Content starts

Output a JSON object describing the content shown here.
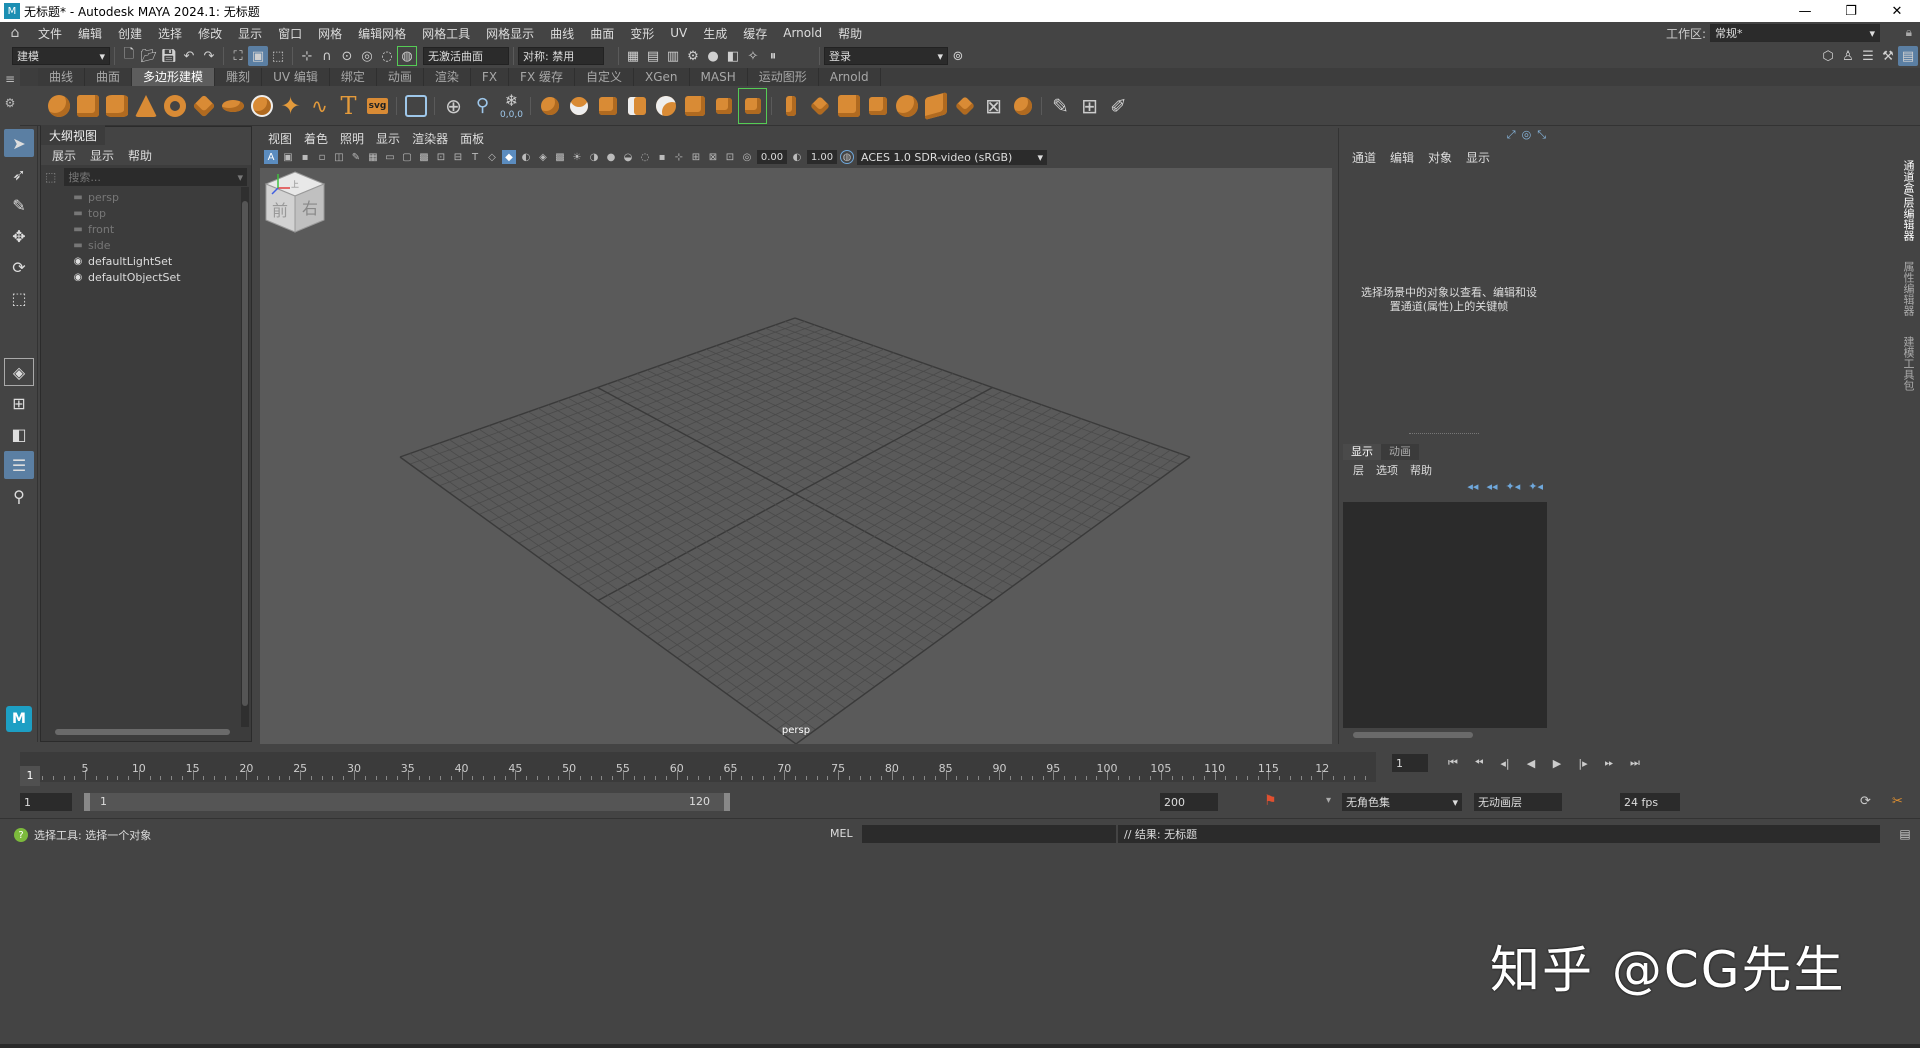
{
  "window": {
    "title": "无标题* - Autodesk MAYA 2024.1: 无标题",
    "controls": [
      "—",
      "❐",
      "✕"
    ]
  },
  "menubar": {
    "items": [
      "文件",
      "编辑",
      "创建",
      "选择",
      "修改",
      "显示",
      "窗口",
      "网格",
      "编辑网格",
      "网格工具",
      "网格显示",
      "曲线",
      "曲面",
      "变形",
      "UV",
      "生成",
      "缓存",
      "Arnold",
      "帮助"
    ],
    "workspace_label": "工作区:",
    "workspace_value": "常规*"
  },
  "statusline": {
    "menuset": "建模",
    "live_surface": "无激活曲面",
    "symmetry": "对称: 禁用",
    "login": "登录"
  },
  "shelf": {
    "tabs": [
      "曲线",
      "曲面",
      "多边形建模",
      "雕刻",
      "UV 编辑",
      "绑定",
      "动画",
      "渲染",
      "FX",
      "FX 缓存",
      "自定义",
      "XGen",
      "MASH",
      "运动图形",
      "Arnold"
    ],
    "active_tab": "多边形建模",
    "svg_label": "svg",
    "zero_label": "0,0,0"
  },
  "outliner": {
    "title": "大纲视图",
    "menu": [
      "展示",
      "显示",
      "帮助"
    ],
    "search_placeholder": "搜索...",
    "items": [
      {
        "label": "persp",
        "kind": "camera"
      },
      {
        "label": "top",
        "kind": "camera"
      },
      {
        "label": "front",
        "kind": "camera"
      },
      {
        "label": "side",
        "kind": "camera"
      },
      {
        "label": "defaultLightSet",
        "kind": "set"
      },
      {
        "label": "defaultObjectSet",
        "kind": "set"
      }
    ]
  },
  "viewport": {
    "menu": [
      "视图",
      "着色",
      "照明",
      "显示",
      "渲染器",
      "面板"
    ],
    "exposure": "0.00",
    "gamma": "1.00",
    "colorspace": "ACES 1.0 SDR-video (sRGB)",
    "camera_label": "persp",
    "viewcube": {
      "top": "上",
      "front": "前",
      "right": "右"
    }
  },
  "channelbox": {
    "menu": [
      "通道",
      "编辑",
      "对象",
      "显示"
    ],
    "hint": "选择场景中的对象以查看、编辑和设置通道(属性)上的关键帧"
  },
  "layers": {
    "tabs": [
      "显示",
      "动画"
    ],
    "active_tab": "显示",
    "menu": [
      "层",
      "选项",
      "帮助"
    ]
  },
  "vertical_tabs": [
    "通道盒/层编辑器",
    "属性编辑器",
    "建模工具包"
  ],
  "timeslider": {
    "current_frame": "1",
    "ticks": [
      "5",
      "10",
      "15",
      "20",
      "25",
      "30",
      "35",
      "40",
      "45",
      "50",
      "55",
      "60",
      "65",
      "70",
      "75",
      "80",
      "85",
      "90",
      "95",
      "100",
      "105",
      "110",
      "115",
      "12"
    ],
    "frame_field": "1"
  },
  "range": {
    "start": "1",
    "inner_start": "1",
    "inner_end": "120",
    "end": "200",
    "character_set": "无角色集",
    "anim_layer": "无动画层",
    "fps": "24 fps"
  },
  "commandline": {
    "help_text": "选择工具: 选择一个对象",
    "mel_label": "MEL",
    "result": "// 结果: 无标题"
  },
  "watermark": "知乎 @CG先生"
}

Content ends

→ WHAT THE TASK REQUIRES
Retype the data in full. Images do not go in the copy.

→ YOUR RESPONSE
Output a JSON object describing the content shown here.
{
  "window": {
    "title": "无标题* - Autodesk MAYA 2024.1: 无标题",
    "controls": [
      "—",
      "❐",
      "✕"
    ]
  },
  "menubar": {
    "items": [
      "文件",
      "编辑",
      "创建",
      "选择",
      "修改",
      "显示",
      "窗口",
      "网格",
      "编辑网格",
      "网格工具",
      "网格显示",
      "曲线",
      "曲面",
      "变形",
      "UV",
      "生成",
      "缓存",
      "Arnold",
      "帮助"
    ],
    "workspace_label": "工作区:",
    "workspace_value": "常规*"
  },
  "statusline": {
    "menuset": "建模",
    "live_surface": "无激活曲面",
    "symmetry": "对称: 禁用",
    "login": "登录"
  },
  "shelf": {
    "tabs": [
      "曲线",
      "曲面",
      "多边形建模",
      "雕刻",
      "UV 编辑",
      "绑定",
      "动画",
      "渲染",
      "FX",
      "FX 缓存",
      "自定义",
      "XGen",
      "MASH",
      "运动图形",
      "Arnold"
    ],
    "active_tab": "多边形建模",
    "svg_label": "svg",
    "zero_label": "0,0,0"
  },
  "outliner": {
    "title": "大纲视图",
    "menu": [
      "展示",
      "显示",
      "帮助"
    ],
    "search_placeholder": "搜索...",
    "items": [
      {
        "label": "persp",
        "kind": "camera"
      },
      {
        "label": "top",
        "kind": "camera"
      },
      {
        "label": "front",
        "kind": "camera"
      },
      {
        "label": "side",
        "kind": "camera"
      },
      {
        "label": "defaultLightSet",
        "kind": "set"
      },
      {
        "label": "defaultObjectSet",
        "kind": "set"
      }
    ]
  },
  "viewport": {
    "menu": [
      "视图",
      "着色",
      "照明",
      "显示",
      "渲染器",
      "面板"
    ],
    "exposure": "0.00",
    "gamma": "1.00",
    "colorspace": "ACES 1.0 SDR-video (sRGB)",
    "camera_label": "persp",
    "viewcube": {
      "top": "上",
      "front": "前",
      "right": "右"
    }
  },
  "channelbox": {
    "menu": [
      "通道",
      "编辑",
      "对象",
      "显示"
    ],
    "hint": "选择场景中的对象以查看、编辑和设置通道(属性)上的关键帧"
  },
  "layers": {
    "tabs": [
      "显示",
      "动画"
    ],
    "active_tab": "显示",
    "menu": [
      "层",
      "选项",
      "帮助"
    ]
  },
  "vertical_tabs": [
    "通道盒/层编辑器",
    "属性编辑器",
    "建模工具包"
  ],
  "timeslider": {
    "current_frame": "1",
    "ticks": [
      "5",
      "10",
      "15",
      "20",
      "25",
      "30",
      "35",
      "40",
      "45",
      "50",
      "55",
      "60",
      "65",
      "70",
      "75",
      "80",
      "85",
      "90",
      "95",
      "100",
      "105",
      "110",
      "115",
      "12"
    ],
    "frame_field": "1"
  },
  "range": {
    "start": "1",
    "inner_start": "1",
    "inner_end": "120",
    "end": "200",
    "character_set": "无角色集",
    "anim_layer": "无动画层",
    "fps": "24 fps"
  },
  "commandline": {
    "help_text": "选择工具: 选择一个对象",
    "mel_label": "MEL",
    "result": "// 结果: 无标题"
  },
  "watermark": "知乎 @CG先生"
}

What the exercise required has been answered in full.